For two weeks I taught Aquatic Biology, my personal favorite course from when I was a camper there. My kids caught plankton, saw them under the microscope, seined for fish and other lake creatures, found benthic macroinvertebrates, and *hopefully* had a lot of fun.
"What are all of those big ol' words?" you may ask. Well, let me give you a mini-rundown of the class.
Speaking of my second week co-teacher, here is probably the best picture I got of him in those two weeks. He's got a gorgeous camera that he used to capture all sorts of animals, from birds in their bird nests to the teeny Ouachita Dusky Salamander, which you'll only find down in the Ouachitas.
This was taken during a bird walk the morning I decided to see at least 100 different birds in one year. It's not a "big year" but I figure I'd like to get to know my birds before I undertake something so amazing.
Saturday, June 1, 2013
It happened one night. I was at the market and suddenly a big-time movie producer "discovered me."
Just kidding, I saw an article about how a movie needed extras to be football fans and I thought, okay, that's an easy enough way to cross off "be in a movie" from my bucket list.
So the next day, Caleb and I walked down to the stadium at 9 in the morning.
After receiving props, we were sent back to our holding area until noon, at which point we were filtered in a very small section of stadium seats. We cheered and cheered (without a sound) for a good hour. I doubt Caleb and I will be very noticeable, as we were on the edge of the seating.

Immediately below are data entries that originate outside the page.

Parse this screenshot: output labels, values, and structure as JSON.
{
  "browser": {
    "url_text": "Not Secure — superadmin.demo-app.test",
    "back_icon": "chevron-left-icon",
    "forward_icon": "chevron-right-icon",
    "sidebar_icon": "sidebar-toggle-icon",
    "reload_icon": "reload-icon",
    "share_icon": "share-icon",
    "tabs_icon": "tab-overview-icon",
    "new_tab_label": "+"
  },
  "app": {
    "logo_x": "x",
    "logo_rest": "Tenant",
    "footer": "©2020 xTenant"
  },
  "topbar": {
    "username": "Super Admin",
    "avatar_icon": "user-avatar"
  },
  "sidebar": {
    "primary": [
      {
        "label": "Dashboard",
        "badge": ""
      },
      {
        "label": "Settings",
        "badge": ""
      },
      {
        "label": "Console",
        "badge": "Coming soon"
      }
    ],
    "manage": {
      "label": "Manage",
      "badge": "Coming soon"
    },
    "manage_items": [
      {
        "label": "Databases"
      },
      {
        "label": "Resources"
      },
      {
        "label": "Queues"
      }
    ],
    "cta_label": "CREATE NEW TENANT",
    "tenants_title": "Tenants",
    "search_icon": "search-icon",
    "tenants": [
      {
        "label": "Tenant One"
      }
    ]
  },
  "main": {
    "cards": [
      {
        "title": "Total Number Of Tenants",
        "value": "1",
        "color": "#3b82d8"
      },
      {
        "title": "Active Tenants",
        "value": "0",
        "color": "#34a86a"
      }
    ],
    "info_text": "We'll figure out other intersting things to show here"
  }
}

It was worth it, and was slightly fun, when we weren't waiting for 3 hours to actually do something.